            “Pill Mills continue to plague our communities as the illegal distribution of prescription drugs remains a profitable criminal enterprise,” Special Agent in Charge Holloman said.  “IRS-CI pledges to follow the money to the profiteers and work with our partners to shut down these illegal operations. Today’s guilty pleas are a step forward in law enforcement’s efforts to address the prescription drug problem in our community”.  

As part of their plea agreements, the couple will forfeit their Springville home to the United States. The agreement with Cindy Dunn stipulates a 10-year prison sentence. The agreement with Thomas Dunn stipulates a 30-month prison sentence. Judge Proctor accepted the couples’ guilty pleas today, but reserved decision on whether to accept the stipulated prison sentences until the couples’ sentencing hearings. The plea agreements entered by Cindy Dunn and Thomas Dunn with the United States are binding, meaning any party may withdraw if the court does not accept the stipulated prison sentences.

According to her plea agreement, as the owner and president of CDPM, Cindy Dunn ran its day-to-day operations, and hired and directed physicians and staff.  Two doctors issued the majority of CDPM’s controlled substance prescriptions, neither were pain management specialists.  John Ladd Buckingham was CDPM’s primary physician while Steven Bruce Hefter also issued prescriptions for CDPM at various times.  CDPM attracted patients from all over Alabama and outside the state.  Patients came from Huntsville, Muscle Shoals, Florence, and Mobile, Alabama.  Patients also flocked to CDPM from Florida, Georgia, and Tennessee. CDPM received anywhere from forty to eighty patients in a single day.

CDPM typically did not treat patients with anything other than high doses of opioid painkillers, according to Cindy Dunn’s plea agreement. Prescribed opioids included fentanyl, hydrocodone, methadone, morphine, oxycodone, and oxymorphone. CDPM rarely, if ever, ordered diagnostic tests, such as x-rays or MRIs, to identify and potentially treat the source(s) of pain. Patients often received opioid prescriptions or dosage increases upon request. CDPM also issued prescriptions for a combination of drugs known as “the holy trinity,” which consists of an opioid painkiller, a muscle relaxer, and a benzodiazepine.  The plea agreement states that this “cocktail” has a high potential for abuse and carries a significant risk of overdose.

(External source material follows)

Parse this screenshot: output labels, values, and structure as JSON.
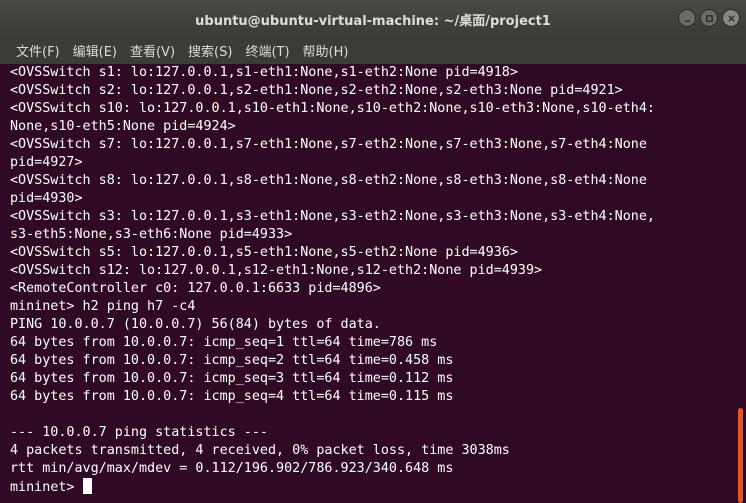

According to her plea agreement, Cindy Dunn had no formal medical education, qualifications, or licensing, yet she directed, oversaw, and guided prescriptions for opioids and other controlled substances at CDPM.  For example, Cindy Dunn allowed patients to continue receiving opioid prescriptions after failing multiple drug tests. She also permitted patients who admitted buying pills on the street and/or who had a history of drug abuse to receive opioid prescriptions.  It further states that Cindy Dunn devised a system for pre-signing prescriptions in order to maximize revenue. CDPM staff wrote prescriptions, which the doctors signed far in advance of patient visits. The pre-signed prescriptions were then handed to patients in exchange for cash without the doctor seeing the patient.  Cindy Dunn, Thomas Dunn, and others used the money generated through CDPM’s pill mill scheme to continue CDPM’s operations, according to both plea agreements.

“The Dunns had no business running a pain management clinic,” said Assistant United States Attorney Mohammad Khatib. “They harnessed the prescribing power of their physician co-conspirators for the sole purpose of making fast money. Their greed spread the opioid epidemic in Alabama and inflicted real damage on the legitimate medical community. For that, they must pay a very dear price.”

Doctor Hefter pleaded guilty for his involvement with CDPM in December 2017.

            DEA and IRS-Criminal Investigation investigated the case, which Assistant U.S. Attorneys Mohammad Khatib and Robin Beardsley Mark are prosecuting.

Updated March 11, 2019